My problem: I have a table with approx 5 million rows. I need to grab the data in a text column in this table, tokenize it, write it back out to the table, and write the first word of that data out to another column in the same table.
My Solution: This only has to be run once so I'm not as concerned with elegance and speed as long as it works. My plan was to retrieve data into a resultset, process it, write the data to the db, then get more data into the resultset and keep going until I've processed the whole table. I have to use a 3rd party tokenize that is written in java so performing this on the server with SPs and SQL isn't an option.

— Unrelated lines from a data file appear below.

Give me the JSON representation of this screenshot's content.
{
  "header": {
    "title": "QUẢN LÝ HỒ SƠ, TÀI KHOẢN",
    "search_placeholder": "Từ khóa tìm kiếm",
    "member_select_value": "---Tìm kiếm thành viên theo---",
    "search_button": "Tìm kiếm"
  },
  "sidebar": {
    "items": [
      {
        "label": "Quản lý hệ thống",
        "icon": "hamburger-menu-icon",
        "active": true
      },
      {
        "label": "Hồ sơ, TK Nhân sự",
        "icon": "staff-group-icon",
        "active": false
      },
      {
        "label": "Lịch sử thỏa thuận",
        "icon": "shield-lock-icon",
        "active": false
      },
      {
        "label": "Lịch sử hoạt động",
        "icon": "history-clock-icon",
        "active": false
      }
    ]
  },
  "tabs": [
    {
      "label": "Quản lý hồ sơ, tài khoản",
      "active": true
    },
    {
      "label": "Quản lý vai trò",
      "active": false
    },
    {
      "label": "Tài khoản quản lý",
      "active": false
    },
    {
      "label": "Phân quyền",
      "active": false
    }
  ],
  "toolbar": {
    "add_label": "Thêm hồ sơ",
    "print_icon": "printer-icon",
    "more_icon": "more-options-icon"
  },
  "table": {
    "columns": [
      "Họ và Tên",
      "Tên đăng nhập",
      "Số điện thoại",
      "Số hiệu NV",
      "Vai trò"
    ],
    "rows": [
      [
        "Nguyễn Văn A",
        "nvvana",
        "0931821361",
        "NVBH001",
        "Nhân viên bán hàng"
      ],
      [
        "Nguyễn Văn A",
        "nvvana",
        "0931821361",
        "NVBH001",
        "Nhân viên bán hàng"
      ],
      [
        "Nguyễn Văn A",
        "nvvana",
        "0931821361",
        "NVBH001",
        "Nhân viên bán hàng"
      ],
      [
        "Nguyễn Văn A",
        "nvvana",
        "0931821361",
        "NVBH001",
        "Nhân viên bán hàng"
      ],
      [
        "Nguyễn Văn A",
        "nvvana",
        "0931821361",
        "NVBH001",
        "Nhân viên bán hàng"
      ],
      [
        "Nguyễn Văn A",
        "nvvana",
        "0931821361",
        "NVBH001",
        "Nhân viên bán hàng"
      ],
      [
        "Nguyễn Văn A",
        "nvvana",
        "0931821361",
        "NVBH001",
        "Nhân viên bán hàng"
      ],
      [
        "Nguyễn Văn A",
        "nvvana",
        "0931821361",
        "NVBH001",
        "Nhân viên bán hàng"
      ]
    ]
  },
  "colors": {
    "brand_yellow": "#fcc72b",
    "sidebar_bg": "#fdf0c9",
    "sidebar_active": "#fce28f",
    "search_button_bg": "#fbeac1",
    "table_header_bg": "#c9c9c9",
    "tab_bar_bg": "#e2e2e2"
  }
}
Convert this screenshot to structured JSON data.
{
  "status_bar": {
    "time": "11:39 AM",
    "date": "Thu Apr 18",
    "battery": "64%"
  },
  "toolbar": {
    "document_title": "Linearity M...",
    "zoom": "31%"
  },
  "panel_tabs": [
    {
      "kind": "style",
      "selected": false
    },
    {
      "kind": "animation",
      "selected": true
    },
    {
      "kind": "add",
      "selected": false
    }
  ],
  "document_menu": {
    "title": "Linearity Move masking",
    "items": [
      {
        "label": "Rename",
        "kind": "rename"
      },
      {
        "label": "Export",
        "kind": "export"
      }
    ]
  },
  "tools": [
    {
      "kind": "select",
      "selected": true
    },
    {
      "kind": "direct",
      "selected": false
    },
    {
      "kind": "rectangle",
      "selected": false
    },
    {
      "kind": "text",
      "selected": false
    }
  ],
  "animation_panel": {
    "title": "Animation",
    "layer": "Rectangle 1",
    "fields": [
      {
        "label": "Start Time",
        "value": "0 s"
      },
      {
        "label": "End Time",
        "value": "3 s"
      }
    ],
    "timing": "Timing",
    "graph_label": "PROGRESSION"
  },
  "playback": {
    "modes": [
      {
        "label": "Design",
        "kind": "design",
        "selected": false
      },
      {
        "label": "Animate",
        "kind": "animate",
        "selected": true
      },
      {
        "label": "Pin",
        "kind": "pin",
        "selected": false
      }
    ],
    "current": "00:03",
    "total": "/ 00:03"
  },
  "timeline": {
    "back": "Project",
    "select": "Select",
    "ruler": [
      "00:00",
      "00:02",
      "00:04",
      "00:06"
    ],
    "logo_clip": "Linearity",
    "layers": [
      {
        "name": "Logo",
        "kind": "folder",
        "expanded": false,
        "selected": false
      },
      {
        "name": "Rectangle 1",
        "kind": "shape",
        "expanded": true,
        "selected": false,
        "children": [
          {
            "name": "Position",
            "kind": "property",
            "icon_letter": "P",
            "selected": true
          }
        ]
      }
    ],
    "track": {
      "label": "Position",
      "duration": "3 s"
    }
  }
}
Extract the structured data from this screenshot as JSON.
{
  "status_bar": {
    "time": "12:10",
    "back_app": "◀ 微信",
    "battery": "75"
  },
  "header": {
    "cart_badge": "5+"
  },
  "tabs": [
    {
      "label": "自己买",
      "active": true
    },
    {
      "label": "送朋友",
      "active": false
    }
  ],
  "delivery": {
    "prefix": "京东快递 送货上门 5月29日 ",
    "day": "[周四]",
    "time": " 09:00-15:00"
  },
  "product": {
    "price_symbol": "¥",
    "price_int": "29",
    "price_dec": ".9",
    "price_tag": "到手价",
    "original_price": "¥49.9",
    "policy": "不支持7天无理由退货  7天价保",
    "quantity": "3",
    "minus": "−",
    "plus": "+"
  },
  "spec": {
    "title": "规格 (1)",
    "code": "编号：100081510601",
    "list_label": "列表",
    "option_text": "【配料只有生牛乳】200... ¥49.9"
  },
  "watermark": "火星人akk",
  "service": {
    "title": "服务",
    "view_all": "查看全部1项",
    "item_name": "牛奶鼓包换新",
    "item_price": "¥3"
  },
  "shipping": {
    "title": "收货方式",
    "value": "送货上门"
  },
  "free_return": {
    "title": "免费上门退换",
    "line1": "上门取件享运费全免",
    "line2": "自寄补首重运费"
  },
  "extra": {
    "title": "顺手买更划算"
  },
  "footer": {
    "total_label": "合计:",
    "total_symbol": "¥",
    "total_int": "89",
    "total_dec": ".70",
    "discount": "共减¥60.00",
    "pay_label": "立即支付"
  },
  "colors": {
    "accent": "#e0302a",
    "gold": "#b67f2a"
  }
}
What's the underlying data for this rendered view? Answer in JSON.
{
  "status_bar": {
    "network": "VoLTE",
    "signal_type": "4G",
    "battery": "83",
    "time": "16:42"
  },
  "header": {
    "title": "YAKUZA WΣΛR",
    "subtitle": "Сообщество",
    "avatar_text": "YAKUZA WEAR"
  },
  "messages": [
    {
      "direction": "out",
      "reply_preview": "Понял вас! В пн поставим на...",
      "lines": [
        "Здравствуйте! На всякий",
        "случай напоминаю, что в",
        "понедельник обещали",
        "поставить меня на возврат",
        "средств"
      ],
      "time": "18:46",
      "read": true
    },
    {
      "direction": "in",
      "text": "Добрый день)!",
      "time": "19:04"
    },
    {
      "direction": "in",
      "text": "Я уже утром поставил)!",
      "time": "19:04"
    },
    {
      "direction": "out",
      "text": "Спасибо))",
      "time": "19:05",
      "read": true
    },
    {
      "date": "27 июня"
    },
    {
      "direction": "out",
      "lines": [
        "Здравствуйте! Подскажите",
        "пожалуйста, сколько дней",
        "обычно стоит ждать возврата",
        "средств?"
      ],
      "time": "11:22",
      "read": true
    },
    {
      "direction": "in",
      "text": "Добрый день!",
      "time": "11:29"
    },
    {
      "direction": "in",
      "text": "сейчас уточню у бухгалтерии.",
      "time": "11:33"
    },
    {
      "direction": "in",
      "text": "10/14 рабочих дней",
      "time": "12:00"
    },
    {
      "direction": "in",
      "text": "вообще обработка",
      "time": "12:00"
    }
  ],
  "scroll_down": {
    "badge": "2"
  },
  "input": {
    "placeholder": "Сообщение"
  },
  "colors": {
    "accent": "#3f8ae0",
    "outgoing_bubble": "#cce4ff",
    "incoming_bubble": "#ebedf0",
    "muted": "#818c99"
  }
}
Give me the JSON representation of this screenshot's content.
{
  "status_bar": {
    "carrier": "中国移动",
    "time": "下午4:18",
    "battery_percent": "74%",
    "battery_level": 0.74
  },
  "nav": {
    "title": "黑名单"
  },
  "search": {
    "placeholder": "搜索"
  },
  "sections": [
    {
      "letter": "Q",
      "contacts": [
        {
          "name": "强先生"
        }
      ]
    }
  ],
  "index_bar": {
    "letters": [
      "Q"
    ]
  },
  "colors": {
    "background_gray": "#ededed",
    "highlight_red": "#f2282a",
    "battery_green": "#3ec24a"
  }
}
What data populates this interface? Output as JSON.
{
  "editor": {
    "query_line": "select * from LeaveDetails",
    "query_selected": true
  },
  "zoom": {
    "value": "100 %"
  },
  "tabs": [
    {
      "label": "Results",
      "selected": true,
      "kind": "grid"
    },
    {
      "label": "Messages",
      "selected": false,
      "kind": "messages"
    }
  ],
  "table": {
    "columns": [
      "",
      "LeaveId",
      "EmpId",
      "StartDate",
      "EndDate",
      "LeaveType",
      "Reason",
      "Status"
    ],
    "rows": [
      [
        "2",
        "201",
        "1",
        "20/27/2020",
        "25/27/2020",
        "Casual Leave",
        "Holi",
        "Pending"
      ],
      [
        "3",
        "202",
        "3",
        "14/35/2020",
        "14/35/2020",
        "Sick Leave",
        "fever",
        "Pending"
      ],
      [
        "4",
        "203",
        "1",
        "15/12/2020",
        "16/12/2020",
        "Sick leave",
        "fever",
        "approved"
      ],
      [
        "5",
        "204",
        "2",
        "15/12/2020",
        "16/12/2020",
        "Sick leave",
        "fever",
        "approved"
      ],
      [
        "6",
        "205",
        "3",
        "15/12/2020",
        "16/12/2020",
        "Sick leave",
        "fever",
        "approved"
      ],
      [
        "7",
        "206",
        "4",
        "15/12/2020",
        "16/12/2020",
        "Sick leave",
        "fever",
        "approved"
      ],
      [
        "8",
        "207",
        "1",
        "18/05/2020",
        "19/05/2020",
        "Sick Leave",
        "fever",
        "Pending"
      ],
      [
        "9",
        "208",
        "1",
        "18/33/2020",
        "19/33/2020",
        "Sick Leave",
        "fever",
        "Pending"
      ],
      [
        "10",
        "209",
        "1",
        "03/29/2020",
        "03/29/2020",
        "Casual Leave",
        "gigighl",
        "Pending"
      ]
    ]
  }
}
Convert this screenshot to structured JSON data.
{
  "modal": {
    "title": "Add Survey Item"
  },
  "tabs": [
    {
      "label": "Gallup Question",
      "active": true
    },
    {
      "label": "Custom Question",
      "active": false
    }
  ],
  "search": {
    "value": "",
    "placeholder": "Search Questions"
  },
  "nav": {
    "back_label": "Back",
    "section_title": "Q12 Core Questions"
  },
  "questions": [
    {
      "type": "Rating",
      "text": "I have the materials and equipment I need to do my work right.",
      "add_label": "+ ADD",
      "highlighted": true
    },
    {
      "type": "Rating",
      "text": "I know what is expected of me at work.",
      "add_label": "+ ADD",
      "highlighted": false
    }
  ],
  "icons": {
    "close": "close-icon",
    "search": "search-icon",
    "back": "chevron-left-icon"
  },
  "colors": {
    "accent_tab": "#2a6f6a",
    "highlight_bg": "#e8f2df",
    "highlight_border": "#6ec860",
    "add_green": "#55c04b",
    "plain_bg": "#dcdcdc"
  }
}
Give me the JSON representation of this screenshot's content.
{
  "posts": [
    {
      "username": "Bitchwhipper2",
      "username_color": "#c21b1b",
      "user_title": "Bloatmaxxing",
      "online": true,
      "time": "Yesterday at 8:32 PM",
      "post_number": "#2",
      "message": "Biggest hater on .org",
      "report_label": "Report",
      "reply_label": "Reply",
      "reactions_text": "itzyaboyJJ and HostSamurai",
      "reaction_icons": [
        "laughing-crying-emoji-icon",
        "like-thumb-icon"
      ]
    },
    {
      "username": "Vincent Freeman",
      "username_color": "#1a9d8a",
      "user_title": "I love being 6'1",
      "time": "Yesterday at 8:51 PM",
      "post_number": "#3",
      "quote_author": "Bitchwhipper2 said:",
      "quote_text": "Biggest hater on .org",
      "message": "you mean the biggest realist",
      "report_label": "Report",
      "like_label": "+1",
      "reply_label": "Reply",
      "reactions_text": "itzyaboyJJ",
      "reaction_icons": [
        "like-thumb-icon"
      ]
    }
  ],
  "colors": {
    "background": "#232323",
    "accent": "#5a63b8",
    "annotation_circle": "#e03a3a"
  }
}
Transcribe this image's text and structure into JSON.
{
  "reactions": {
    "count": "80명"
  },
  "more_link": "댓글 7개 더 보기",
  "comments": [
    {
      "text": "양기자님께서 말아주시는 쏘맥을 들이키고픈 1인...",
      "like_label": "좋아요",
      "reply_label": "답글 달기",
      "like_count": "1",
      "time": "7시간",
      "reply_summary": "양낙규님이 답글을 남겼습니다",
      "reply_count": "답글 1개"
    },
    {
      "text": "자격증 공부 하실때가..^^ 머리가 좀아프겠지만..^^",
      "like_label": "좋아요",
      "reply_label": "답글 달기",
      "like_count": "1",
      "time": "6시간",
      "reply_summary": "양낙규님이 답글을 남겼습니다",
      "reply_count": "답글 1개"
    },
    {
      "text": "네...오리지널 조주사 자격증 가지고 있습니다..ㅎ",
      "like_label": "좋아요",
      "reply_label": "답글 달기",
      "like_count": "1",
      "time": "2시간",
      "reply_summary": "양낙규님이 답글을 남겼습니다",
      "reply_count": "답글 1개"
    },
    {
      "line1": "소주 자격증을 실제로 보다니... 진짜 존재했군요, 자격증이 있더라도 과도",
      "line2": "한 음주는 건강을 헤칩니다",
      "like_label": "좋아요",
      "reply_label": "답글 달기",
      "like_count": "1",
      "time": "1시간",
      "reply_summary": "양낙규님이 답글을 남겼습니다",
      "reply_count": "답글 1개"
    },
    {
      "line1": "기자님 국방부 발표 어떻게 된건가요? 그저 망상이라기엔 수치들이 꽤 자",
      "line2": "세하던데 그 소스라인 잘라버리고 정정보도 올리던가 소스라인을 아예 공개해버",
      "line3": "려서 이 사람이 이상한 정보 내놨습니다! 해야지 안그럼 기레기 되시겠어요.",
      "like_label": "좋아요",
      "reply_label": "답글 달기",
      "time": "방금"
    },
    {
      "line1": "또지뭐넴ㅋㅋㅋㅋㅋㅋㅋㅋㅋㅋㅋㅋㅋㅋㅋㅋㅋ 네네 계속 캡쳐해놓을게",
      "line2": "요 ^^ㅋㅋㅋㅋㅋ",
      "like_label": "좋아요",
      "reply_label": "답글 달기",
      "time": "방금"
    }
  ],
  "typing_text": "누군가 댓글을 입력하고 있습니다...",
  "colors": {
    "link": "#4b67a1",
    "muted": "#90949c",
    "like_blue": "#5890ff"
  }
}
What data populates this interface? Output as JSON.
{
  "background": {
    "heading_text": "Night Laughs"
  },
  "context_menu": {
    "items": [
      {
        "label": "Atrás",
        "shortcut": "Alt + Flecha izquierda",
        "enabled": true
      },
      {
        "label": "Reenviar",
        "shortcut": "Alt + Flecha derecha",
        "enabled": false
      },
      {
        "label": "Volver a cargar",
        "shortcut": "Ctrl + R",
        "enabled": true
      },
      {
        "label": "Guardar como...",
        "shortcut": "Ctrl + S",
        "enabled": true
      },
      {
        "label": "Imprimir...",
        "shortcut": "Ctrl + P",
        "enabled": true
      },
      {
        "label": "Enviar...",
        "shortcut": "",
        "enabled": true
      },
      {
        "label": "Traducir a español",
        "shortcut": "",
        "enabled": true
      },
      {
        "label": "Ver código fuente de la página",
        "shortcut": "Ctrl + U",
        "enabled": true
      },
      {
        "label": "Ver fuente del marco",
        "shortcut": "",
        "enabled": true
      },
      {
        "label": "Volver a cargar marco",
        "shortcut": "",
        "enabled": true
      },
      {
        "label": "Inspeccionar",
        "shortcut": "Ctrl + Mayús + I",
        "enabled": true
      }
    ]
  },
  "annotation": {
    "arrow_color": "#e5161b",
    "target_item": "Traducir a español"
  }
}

I get the same error on the same row number every time which leads me to believe it is a memory problem but I'm not sure what it is or how to fix it. I can run this code on a table where there are only 500 rows and it executes fine. This is the error I get:
MESSAGE: Can not read response from server. Expected to read 65 bytes, read 47 bytes before connection was unexpectedly lost.
I use two Connection objects, one for reading and one for writing. My understanding is that I have to completely read all of the rows before I can use the connection object for any other resultset since I'm getting a row at a time.
This is how I get the resultset. It is within a try/catch block:
This is how I process it. :
Do I need to instantiate a new PreparedStatement every time I write to the table? I'm using the same statement and simply setting the values in it every time.
I'm the only person using the DB so it isn't that someone else is trying to access the same data I'm accessing. The Java code is executing from my desktop. I do not have access to an application server.
I'm hoping someone can see my error or has an better solution to my problem.
Take a look at preparedStatement.executeBatch(). It is designed to do bulk updates better. You also want to commit periodically. When I did the data migration for JavaRanch, I committed every 1000-10000 rows depending on the size of the row. (posts are bigger than usernames.) This gave me fallback points if things went wrong and prevented connection timeouts.
I'm a little confused. According to the documentation, a Connection object is in AutoCommit mode by default. So every time I issue a executeUpdate(), it should be doing a commit on its own. Is this not correct? If so, did you turn off AutoCommit and then issue your own commit every 1000 - 10000 rows?
R Jarman wrote:According to the documentation, a Connection object is in AutoCommit mode by default. So every time I issue a executeUpdate(), it should be doing a commit on its own. Is this not correct?
It can be. Sometimes a transaction is done at the end if the bulk insert is done as part of another transaction. That doesn't sound like it is the case for you in which case you can reply on autocommit for the batch.